Senate defeats Keystone XL pipeline

Senate rejects Keystone by one vote

The Democrat-controlled Senate failed to gather the 60 votes it needed to approve the construction of the Keystone XL pipeline. The Senate's 59-41 vote Tuesday night was a nail-biter to the end.

The Keystone XL pipeline project has been at the center of a major political debate since 2008 when TransCanda applied for permission to construct the 1,179-mile-long pipeline.

Sen. Mary Landrieu, D-La., who chairs of the Senate Energy and Natural Resources Committee, worked hard to convince holdouts that the pipeline was a good idea. She pointed to the country's long history of building pipelines as a reason to support the bill.

US Senate blocks Keystone bill -- what's next?

"What is everybody upset about?" Landrieu asked from the Senate floor on Tuesday. "We already have 2.6 million miles of pipe in America." She noted that the Keystone project would add "basically 1,000 miles."

Landrieu, who faces a runoff against Republican Rep. Bill Cassidy in her home state Dec. 6, has fought to make the issue a top priority during the lame-duck congressional session. However, critics see her efforts as a last-minute attempt to win over voters in Louisiana, where the bill has gained public support.

Read MorePrivate equity bets on 'revolution'—in oil and gas

The House passed Cassidy's version of the bill on Friday.

Earlier in the year, the State Department concluded that the project would create 42,100 jobs and about $2 billion in earnings throughout the country. However, it defined those jobs as lasting for about a year.

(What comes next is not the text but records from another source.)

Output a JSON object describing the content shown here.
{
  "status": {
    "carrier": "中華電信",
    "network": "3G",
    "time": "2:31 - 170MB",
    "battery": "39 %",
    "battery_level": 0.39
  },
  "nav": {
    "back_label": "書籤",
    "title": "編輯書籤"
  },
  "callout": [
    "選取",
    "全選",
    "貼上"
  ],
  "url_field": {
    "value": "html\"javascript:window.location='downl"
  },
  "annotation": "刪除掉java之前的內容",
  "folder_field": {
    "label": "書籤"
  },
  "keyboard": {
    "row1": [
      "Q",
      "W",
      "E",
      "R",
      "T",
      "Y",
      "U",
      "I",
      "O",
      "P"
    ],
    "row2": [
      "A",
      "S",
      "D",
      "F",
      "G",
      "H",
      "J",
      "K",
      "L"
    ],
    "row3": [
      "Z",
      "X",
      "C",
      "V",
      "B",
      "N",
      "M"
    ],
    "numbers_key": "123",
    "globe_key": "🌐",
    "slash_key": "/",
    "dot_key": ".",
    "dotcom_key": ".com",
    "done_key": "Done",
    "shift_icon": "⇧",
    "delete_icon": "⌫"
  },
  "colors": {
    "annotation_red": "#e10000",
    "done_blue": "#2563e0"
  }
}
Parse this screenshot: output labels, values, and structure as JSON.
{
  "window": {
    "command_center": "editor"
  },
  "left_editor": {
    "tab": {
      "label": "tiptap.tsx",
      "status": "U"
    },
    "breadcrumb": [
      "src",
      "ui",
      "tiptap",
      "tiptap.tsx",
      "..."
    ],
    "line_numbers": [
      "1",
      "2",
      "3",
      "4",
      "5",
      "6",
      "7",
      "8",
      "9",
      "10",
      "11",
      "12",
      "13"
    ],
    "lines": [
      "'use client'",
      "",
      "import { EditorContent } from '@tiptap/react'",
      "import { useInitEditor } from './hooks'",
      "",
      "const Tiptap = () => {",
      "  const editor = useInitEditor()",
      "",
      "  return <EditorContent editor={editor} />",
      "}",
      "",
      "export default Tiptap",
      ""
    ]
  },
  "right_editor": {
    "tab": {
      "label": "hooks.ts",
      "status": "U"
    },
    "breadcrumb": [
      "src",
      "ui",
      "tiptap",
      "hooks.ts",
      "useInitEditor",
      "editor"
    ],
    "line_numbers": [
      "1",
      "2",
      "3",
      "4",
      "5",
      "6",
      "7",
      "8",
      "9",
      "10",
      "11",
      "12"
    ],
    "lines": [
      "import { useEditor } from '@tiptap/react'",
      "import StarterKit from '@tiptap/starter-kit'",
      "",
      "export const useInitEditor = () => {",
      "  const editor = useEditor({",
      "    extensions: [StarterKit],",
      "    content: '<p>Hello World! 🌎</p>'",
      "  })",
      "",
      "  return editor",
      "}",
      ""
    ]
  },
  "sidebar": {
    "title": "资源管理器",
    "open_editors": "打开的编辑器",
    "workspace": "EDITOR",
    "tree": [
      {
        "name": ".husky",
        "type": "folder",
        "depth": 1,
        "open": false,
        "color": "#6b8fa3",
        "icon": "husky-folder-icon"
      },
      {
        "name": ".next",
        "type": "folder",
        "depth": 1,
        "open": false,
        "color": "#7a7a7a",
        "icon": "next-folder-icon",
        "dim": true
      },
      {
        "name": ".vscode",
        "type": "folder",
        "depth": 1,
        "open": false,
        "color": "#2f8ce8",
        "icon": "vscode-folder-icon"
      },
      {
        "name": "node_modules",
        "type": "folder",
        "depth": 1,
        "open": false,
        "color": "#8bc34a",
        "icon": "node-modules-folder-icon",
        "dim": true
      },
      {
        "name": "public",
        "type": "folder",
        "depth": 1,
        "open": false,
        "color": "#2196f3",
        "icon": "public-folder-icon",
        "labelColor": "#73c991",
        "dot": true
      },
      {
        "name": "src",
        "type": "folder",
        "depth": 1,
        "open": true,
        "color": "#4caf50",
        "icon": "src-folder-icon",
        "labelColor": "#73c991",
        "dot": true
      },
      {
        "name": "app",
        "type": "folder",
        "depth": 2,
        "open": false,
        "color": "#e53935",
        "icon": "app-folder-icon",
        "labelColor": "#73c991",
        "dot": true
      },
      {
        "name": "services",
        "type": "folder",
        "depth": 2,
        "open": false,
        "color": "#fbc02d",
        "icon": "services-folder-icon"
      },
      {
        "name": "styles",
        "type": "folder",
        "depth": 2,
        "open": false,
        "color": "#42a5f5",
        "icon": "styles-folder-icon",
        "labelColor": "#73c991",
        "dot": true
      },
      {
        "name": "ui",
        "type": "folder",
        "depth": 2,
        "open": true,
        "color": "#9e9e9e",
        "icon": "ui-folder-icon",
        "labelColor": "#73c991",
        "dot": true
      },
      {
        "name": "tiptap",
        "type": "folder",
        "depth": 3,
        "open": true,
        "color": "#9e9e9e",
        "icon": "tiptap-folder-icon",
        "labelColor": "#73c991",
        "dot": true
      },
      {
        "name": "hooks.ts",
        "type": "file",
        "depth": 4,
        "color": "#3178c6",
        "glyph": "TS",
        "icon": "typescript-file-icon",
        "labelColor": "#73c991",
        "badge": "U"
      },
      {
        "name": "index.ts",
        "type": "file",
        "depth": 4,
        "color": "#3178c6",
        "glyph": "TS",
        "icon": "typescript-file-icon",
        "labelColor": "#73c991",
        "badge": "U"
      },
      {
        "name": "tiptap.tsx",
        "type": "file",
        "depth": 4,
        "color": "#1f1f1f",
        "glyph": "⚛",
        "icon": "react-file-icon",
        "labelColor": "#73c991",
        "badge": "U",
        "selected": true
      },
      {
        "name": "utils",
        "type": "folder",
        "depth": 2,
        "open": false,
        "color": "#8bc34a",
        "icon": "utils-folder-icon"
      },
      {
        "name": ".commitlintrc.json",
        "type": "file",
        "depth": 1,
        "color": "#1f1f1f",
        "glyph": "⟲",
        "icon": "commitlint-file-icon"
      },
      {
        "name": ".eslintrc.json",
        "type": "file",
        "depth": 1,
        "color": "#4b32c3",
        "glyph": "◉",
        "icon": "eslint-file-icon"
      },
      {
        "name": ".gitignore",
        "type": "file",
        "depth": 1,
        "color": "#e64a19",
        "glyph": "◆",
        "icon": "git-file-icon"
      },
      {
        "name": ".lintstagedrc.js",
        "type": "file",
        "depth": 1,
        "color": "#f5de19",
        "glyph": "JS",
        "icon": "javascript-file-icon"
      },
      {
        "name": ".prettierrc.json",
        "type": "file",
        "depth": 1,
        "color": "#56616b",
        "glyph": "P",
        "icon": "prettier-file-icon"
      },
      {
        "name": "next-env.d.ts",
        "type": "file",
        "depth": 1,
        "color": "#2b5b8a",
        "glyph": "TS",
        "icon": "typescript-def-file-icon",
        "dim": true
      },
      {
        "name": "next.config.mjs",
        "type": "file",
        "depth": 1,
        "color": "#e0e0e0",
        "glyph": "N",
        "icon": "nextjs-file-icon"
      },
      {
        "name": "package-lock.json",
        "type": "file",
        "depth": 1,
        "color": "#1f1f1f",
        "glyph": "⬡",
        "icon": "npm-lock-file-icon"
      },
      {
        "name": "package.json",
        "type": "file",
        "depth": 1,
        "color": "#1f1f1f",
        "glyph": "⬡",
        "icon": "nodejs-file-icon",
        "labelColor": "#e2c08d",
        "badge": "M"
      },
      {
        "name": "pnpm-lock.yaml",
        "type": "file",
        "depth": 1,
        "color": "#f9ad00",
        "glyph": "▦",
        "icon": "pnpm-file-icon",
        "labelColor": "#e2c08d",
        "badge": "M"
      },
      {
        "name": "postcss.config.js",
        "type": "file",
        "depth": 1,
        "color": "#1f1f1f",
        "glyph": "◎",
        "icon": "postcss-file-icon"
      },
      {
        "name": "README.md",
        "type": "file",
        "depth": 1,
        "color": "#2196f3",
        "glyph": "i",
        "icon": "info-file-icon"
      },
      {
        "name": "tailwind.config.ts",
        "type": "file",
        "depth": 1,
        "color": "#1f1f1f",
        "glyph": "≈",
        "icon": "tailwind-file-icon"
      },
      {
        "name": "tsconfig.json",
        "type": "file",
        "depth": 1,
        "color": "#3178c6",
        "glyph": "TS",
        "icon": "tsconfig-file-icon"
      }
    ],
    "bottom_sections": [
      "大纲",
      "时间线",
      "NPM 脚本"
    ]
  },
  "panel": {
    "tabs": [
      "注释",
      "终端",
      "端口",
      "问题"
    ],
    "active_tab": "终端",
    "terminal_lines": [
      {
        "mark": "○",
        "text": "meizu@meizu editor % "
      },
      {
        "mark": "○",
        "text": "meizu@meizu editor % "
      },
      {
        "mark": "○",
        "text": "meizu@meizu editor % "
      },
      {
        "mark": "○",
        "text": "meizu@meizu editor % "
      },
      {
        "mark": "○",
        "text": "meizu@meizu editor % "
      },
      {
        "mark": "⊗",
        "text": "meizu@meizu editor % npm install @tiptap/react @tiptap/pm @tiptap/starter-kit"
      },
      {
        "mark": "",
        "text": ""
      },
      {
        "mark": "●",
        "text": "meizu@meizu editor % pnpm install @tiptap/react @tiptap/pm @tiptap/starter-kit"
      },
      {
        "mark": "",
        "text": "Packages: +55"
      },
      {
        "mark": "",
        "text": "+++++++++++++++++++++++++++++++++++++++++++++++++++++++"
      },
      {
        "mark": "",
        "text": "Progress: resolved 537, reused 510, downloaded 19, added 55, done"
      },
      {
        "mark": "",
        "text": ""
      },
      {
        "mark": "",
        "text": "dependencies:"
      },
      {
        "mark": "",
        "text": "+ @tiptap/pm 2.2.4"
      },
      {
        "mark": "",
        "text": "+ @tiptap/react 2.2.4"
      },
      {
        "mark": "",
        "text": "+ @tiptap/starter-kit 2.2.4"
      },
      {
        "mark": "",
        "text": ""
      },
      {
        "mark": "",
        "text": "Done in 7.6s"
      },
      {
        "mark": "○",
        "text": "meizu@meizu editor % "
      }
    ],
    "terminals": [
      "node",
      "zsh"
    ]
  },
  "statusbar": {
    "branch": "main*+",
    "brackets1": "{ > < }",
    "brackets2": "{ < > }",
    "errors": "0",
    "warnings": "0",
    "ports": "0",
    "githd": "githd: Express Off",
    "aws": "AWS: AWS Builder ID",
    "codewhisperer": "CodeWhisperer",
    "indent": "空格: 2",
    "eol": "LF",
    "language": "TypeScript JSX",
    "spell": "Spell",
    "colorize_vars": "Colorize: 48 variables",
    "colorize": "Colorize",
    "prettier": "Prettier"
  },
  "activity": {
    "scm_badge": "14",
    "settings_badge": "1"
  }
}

Proponents of the construction argue it would help the U.S., which still imports about 30 percent of its oil supply, move away from relying on energy sources in unstable areas of the world. However, environmental activist who oppose the pipeline say it would jeopardize public health and spike carbon emissions.

The White House has indicated that President Barack Obama would veto the bill if it passed.

Read MoreCracks widen at OPEC as oil prices tumble

House Speaker John Boehner told reporters earlier that a veto of a bill to approve the pipeline "would be the equivalent of calling the American people stupid."

"Let's be clear about this. A Keystone pipeline veto would send the signal that this president has no interest in listening to the American people," Boehner said during conference on Capitol Hill Tuesday. "Vetoing a overwhelmingly popular bill would be a clear indication that he doesn't care about the American people's priorities."

The 45 Republican members of the Senate support the bill, which needed a total of 60 votes to pass.

The Associated Press contributed to this report.